Sean Yoder
November 30, 2018

UNIVERSITY PARK, Pa. — A slate of annual events meant to familiarize students with State College was named for an outstanding collaboration award from the Association for Orientation Transition Retention in Higher Education (NODA).

The two "Living in One Neighborhood" (LION) events Bash and Dash, as well as a dinner, bring together students, Penn State faculty and staff, and local borough leaders and residents each year just after students return to the University Park campus. The LION activities are a part of Student Orientation and Transition Programs’ (SOTP) Welcome Week events, organized with the help of Student Affairs, University Police and Public Safety, Off-Campus Student Support and the University Park Undergraduate Association, along with State College Police and the borough’s Public Works and Community Engagement offices.

Molly Nulty is the assistant director of welcome programs and a key organizer of the LION Bash and Dash events with SOTP. Though the mid-November snowstorm kept her from traveling to Memphis for the conference when the awards were announced, she said the office was excited by the recognition for collaboration.

“The LION events have become a big part of the Welcome Week portfolio over the last few years and we are excited to see that continue and expand moving forward,” she said. “It helps students learn not only about the community but about the resources and services that are available here to help them feel at home.”

It was the second year for the Dash 5k run/walk and the first year it was held off-campus on downtown State College streets, attracting a bigger-than-expected turnout of 122 runners. Nulty said she noticed that both incoming and returning students weren’t familiar with State College’s streets and neighborhoods. So, she suggested giving people the opportunity to learn State College the way she did: by putting sneaker to pavement.

“When I first moved here, that was a way that I learned the area,” she said. “We wanted to help students do the same, and community members as well. It was a good mix of runners that took part.”

As a bonus, the event also raised $2,000 for Centre Safe, recently renamed from the Centre County Women’s Resource Center.

The Bash is part block party, part place for residents and students to learn about resources in the area. It continues to grow, with more than 150 engagement stations and 2,000 attendees this past year centered around Allen Street.

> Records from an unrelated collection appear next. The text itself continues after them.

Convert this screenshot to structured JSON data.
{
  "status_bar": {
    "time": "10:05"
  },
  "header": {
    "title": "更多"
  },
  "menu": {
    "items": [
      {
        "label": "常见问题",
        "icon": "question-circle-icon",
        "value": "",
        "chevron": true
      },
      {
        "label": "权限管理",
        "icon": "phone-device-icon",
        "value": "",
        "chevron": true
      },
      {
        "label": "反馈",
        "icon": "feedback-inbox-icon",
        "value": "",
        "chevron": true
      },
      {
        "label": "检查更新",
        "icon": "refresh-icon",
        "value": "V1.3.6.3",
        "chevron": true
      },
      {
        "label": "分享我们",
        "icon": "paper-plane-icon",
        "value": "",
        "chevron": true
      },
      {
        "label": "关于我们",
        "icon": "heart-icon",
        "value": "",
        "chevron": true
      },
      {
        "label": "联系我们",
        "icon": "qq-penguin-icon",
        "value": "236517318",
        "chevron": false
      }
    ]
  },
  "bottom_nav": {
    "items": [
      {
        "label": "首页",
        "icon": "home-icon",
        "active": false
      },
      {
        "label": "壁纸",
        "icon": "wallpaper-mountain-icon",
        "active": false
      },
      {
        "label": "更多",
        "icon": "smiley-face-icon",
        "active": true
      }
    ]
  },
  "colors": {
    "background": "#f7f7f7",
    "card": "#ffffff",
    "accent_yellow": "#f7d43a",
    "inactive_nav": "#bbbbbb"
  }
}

NODA is an international organization chartered in 1976 and provides education and development in the field of college student orientation, transition and retention. The conference the weekend of Nov. 17 was through their Extended Orientation Institute and covered the exact sorts of programming SOTP provides for students to help them continue to acclimate to campus. Nulty said it’s been a trend over the years for schools to enhance that programming.

“They (schools) recognize the need to help students continue to transition," said Nulty. "It’s one thing to have students come to campus over the summer, and give all this information about resources and what it’s like to be a student on campus, but then they go home for six or eight weeks and they come back to campus. We want to help them transition back to actually being back here for more than a day at a time.”

The Office of Student Orientation and Transition Programs is part of Penn State Student Affairs and Penn State Undergraduate Education. Penn State Undergraduate Education is the academic administrative unit that provides leadership and coordination for University-wide programs and initiatives in support of undergraduate teaching and learning at Penn State. Learn more about Undergraduate Education at undergrad.psu.edu.

Last Updated November 30, 2018